__Work required__:
Extract all lines from the data beneath that include the word "value".

[Dataset excerpts]

-=-=-

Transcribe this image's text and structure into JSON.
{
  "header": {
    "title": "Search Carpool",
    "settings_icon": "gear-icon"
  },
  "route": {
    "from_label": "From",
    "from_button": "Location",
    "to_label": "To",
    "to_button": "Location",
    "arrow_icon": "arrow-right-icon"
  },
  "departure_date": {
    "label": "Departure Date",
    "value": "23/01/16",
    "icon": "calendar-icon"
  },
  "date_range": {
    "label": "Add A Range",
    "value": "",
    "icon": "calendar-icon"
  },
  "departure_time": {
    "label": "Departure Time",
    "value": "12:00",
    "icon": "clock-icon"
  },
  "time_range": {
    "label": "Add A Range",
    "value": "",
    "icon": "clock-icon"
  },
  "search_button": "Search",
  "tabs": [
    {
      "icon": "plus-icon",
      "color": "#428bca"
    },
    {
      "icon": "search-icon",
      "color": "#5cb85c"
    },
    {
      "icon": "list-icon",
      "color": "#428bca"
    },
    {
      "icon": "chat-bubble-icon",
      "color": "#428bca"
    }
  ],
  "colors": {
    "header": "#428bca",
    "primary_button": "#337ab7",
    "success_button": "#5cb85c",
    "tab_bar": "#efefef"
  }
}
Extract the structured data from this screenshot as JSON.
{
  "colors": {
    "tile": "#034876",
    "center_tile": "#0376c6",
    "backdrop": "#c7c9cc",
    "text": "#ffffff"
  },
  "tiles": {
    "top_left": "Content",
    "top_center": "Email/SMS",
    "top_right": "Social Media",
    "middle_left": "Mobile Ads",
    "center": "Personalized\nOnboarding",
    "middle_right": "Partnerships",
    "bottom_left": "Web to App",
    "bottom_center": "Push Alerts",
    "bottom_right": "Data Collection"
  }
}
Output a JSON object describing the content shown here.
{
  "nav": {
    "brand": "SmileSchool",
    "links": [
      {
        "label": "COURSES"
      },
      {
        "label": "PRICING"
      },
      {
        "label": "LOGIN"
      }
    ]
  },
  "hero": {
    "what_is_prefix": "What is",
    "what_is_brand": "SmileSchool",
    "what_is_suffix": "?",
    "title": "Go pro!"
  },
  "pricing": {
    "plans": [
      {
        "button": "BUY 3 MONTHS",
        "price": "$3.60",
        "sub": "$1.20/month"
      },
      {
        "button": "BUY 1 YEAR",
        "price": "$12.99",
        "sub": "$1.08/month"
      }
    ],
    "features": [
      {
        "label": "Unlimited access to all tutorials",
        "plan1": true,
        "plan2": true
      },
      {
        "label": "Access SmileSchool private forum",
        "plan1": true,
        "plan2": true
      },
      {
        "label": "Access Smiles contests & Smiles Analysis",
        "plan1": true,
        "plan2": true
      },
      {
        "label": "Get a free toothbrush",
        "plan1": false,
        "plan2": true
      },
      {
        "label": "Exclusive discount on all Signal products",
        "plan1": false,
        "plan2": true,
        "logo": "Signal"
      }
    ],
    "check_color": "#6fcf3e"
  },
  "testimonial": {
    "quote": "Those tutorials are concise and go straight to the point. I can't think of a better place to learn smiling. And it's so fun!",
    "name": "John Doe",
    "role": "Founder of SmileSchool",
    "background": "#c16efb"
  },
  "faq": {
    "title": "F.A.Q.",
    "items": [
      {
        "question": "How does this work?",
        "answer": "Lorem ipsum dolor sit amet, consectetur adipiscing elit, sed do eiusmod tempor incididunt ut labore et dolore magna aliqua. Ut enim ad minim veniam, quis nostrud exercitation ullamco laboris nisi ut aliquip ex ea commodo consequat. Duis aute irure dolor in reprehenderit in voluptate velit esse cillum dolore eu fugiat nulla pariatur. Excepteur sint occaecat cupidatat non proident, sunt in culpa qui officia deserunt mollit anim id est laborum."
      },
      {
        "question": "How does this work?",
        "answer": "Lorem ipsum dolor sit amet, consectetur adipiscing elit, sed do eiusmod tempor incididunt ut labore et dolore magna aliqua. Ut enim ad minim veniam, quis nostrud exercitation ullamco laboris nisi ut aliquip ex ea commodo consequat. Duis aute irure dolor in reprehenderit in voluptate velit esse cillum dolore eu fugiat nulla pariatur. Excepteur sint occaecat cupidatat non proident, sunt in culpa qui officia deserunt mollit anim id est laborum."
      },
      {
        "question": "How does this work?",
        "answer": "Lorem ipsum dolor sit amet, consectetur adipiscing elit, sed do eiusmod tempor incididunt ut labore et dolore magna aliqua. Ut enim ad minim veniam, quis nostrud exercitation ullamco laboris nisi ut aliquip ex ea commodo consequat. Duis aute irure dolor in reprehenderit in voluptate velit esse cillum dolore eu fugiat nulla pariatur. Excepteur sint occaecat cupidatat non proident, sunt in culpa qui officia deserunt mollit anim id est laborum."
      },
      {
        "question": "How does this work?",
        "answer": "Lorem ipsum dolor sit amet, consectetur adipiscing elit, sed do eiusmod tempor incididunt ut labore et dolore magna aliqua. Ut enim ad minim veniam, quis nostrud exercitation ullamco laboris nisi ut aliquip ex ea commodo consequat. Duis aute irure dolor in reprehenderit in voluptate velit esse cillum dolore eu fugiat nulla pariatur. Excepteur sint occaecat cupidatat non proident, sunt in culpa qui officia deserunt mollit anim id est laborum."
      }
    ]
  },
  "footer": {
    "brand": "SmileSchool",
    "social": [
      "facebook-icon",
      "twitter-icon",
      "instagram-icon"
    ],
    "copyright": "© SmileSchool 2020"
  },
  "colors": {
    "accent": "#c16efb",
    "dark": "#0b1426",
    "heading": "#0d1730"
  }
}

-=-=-

__Task result__:
    "value": "23/01/16",
    "value": "",
    "value": "12:00",
    "value": "",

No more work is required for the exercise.